Record extracts section start
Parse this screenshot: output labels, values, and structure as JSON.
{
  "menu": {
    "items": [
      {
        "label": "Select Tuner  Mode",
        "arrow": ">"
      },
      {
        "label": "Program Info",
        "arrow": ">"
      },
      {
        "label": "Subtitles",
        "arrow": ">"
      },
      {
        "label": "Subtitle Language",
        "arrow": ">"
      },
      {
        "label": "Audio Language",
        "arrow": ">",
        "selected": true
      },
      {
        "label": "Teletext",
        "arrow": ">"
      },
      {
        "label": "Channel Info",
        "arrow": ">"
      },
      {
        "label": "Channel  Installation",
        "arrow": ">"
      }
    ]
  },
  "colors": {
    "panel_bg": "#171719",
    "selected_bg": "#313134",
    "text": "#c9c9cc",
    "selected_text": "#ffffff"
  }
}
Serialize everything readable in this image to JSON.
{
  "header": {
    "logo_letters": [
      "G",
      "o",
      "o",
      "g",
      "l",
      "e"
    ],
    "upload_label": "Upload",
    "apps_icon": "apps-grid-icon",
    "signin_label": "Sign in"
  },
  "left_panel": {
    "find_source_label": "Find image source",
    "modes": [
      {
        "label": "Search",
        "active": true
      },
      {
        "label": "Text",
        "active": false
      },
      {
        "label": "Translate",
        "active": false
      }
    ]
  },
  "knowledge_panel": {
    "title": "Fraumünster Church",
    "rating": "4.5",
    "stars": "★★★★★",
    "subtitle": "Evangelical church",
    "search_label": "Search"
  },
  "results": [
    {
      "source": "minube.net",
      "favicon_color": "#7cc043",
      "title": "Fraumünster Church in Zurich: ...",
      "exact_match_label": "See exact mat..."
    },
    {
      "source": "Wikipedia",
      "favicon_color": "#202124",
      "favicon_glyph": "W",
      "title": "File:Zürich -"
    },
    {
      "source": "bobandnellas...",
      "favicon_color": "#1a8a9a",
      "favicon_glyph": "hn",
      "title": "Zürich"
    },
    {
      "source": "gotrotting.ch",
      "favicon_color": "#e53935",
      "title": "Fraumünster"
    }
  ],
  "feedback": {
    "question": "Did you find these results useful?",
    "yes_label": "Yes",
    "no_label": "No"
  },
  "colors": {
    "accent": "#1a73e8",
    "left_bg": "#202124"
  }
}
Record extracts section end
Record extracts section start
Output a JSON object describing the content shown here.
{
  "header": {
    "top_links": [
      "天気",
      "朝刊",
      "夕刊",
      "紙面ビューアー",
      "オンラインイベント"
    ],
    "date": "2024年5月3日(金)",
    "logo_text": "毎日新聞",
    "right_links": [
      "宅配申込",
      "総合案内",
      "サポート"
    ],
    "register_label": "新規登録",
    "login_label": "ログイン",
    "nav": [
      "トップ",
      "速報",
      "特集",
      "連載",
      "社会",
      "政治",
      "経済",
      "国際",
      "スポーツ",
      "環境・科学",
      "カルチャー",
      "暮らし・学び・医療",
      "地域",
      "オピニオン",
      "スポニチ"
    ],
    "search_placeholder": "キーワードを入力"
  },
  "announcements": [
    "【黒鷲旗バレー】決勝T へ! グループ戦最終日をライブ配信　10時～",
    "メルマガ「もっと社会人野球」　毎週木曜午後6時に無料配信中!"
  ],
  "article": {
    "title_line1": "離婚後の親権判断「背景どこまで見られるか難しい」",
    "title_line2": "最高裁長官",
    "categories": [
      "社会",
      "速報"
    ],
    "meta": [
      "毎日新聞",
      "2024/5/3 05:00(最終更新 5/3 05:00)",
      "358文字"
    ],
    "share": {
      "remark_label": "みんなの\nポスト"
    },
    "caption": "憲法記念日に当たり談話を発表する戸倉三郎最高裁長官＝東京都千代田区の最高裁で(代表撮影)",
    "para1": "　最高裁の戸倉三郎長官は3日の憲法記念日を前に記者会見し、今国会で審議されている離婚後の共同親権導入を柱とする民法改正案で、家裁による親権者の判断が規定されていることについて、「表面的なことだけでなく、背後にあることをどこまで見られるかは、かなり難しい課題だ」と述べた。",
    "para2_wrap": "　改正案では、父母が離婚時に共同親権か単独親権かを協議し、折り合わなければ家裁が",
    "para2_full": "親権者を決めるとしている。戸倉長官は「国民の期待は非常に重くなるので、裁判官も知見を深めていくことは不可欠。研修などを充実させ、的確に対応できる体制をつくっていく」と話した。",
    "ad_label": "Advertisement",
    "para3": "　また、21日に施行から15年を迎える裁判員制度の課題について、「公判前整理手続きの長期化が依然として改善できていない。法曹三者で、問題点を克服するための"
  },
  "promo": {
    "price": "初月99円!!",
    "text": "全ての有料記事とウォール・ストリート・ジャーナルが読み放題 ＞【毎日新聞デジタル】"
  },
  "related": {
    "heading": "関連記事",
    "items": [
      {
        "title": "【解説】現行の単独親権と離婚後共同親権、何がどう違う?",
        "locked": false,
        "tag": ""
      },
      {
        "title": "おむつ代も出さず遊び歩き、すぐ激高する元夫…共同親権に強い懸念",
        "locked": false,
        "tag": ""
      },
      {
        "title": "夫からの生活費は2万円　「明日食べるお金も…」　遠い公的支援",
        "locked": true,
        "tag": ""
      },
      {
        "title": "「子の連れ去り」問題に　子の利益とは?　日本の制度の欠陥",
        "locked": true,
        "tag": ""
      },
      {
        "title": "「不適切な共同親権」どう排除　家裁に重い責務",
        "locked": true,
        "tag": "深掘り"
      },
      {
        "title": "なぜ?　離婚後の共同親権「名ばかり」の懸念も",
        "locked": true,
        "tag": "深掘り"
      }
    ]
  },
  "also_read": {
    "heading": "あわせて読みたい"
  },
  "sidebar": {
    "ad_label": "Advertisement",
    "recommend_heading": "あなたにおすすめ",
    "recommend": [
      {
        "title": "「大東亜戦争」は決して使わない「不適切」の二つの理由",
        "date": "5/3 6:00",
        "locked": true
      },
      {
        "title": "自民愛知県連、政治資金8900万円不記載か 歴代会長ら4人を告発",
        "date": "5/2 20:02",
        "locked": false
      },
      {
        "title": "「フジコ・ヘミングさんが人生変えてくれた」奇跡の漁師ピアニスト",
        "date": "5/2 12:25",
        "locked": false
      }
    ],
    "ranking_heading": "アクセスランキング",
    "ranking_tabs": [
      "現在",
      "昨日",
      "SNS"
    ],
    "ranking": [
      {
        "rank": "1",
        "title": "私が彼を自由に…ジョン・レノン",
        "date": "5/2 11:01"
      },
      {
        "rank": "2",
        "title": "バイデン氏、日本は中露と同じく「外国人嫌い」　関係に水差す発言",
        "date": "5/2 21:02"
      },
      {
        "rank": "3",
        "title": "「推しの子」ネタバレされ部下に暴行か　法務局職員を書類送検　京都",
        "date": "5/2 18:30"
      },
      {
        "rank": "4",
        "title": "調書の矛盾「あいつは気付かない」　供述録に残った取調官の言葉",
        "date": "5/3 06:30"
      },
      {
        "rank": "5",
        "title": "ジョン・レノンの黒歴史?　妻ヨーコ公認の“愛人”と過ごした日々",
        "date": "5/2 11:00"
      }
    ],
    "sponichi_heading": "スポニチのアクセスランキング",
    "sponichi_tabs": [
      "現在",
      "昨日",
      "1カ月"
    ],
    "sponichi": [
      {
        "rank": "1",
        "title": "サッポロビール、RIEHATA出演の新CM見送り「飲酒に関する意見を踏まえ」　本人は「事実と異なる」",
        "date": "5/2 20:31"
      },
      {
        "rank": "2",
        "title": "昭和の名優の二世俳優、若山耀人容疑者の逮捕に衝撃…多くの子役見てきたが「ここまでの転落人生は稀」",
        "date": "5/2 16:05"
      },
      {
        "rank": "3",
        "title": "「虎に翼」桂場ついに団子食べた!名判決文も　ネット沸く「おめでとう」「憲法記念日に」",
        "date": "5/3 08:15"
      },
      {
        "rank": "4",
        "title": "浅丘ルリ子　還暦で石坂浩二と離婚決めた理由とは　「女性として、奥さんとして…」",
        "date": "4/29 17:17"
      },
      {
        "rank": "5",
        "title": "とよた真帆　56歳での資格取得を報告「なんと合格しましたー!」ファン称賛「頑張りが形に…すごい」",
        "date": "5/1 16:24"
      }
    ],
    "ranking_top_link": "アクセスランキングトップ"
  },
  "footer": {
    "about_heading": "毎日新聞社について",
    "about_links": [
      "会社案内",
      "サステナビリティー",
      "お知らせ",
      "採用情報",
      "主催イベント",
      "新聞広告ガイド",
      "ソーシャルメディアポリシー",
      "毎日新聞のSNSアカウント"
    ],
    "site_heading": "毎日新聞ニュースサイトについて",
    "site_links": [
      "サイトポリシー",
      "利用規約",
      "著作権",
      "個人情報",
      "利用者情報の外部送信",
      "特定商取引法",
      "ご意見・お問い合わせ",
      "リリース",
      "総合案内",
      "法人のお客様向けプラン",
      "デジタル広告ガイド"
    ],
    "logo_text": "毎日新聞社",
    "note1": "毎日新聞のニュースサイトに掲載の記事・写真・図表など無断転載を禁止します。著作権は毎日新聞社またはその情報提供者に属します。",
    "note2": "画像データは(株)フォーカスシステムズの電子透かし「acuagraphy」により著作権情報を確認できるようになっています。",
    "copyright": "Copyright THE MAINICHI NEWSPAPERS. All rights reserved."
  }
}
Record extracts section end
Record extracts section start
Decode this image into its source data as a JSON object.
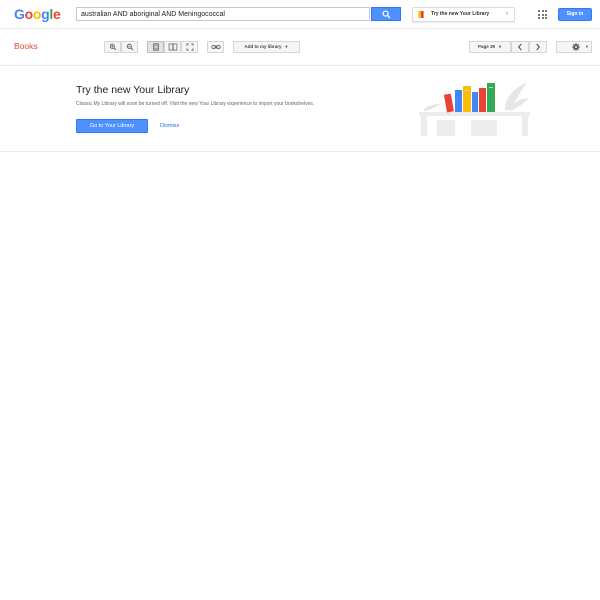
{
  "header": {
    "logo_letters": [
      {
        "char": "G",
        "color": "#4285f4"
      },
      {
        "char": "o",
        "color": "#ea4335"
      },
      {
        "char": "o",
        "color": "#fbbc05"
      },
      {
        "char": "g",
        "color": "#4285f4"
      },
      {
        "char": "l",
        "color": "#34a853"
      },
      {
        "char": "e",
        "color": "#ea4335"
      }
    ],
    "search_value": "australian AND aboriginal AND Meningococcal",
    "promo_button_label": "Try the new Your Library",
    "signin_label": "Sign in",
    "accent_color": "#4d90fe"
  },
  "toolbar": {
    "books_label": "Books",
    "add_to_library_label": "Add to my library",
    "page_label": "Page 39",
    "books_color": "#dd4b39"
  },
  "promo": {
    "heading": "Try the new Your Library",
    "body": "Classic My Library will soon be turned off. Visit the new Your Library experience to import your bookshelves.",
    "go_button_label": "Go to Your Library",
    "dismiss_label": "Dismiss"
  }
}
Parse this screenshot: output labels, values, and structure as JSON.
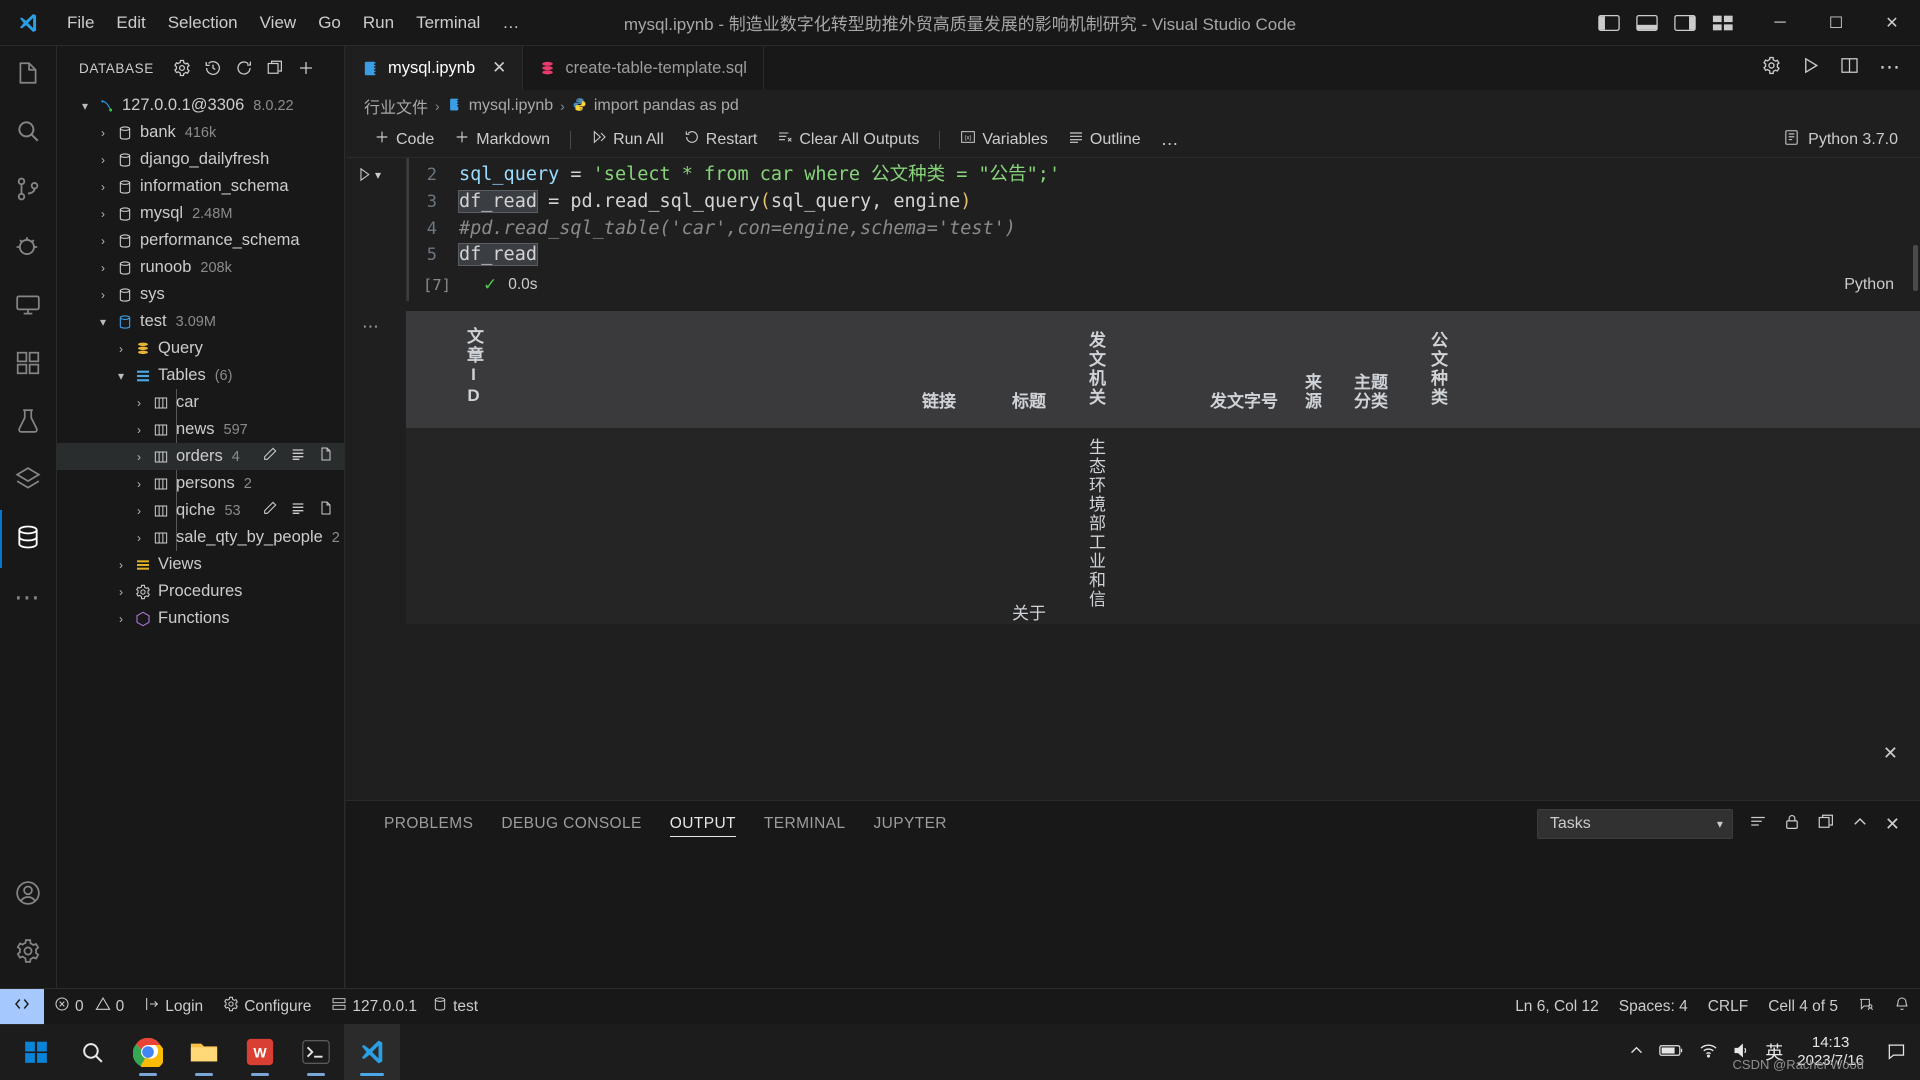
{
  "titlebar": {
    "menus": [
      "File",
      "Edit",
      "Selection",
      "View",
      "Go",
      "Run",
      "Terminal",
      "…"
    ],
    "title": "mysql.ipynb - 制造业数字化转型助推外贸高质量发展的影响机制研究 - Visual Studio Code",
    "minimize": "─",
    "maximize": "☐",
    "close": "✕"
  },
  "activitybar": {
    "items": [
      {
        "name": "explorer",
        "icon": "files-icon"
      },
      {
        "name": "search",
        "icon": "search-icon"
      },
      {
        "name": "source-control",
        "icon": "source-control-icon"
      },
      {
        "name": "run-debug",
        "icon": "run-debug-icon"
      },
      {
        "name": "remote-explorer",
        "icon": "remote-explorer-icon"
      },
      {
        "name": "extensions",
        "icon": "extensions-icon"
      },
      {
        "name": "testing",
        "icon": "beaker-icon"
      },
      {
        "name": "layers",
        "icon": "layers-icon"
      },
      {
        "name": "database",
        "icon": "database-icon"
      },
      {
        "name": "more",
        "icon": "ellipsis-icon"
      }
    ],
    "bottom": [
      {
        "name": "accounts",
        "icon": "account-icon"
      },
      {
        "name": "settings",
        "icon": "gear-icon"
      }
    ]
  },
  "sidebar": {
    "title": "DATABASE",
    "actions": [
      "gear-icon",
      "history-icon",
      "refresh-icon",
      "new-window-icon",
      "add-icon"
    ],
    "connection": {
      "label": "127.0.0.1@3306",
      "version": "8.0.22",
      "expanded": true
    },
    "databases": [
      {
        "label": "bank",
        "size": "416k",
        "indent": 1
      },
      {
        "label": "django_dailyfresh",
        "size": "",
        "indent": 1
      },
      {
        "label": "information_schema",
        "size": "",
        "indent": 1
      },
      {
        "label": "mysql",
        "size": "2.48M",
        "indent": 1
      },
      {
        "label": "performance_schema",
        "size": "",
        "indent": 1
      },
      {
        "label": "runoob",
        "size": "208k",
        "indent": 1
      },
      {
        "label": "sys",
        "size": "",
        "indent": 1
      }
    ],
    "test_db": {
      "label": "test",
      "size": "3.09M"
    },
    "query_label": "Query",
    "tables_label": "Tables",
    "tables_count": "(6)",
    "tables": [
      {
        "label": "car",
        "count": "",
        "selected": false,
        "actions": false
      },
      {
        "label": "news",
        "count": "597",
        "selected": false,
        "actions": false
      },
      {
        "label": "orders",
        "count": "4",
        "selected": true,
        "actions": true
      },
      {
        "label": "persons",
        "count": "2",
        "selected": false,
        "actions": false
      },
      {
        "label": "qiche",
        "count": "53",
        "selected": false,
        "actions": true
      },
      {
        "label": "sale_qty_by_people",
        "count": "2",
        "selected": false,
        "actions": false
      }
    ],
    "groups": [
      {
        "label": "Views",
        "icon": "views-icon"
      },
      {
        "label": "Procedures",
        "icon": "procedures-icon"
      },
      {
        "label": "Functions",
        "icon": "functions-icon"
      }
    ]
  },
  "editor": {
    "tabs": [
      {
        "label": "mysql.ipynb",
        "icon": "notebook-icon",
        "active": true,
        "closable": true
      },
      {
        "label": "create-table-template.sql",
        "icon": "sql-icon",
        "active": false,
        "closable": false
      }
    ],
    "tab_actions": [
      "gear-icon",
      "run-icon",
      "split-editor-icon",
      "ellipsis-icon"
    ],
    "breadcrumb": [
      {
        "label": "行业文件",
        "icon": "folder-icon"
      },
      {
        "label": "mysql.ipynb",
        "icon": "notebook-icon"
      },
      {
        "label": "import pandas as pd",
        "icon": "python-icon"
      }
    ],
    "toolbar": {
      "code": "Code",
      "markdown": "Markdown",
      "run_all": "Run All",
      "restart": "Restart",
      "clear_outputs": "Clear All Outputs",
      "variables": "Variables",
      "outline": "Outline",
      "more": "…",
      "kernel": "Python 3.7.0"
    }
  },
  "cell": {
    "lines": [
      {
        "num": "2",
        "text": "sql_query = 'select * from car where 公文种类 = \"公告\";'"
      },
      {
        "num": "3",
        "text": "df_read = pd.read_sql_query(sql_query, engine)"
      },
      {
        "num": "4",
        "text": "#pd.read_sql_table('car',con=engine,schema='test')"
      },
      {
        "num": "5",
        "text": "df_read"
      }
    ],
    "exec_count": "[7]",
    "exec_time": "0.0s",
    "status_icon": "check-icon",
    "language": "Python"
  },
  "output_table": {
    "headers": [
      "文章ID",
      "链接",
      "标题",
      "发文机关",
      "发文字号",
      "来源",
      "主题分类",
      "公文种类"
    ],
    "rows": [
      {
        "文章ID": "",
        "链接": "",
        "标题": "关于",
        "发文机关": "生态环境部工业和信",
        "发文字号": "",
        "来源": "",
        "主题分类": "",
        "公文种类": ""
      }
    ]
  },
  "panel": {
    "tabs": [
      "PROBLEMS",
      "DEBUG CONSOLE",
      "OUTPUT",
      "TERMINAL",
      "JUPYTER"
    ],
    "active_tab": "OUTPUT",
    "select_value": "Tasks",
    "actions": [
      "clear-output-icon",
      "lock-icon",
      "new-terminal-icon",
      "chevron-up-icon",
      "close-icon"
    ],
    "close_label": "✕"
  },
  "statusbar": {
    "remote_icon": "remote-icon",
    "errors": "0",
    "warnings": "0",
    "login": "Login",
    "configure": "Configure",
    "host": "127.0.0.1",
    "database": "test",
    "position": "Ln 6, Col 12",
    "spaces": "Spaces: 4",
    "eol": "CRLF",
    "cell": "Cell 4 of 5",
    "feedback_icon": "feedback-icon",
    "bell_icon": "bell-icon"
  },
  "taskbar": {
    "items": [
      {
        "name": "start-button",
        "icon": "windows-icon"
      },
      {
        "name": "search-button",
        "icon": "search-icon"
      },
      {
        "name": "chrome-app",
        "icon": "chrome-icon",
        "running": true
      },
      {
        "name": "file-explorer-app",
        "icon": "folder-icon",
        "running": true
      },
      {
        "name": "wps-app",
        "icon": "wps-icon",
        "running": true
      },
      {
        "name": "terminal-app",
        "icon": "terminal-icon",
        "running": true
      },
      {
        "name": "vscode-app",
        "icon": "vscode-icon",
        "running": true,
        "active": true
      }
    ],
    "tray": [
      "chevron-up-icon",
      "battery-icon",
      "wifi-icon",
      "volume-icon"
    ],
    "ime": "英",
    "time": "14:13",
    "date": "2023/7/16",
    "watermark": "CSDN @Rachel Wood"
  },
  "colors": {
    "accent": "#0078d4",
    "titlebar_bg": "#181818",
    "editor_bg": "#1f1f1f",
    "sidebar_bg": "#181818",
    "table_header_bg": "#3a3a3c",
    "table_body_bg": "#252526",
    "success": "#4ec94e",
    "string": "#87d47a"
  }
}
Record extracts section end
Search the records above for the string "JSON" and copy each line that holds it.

Parse this screenshot: output labels, values, and structure as JSON.
Serialize everything readable in this image to JSON.
Output a JSON object describing the content shown here.
Decode this image into its source data as a JSON object.
Parse this screenshot: output labels, values, and structure as JSON.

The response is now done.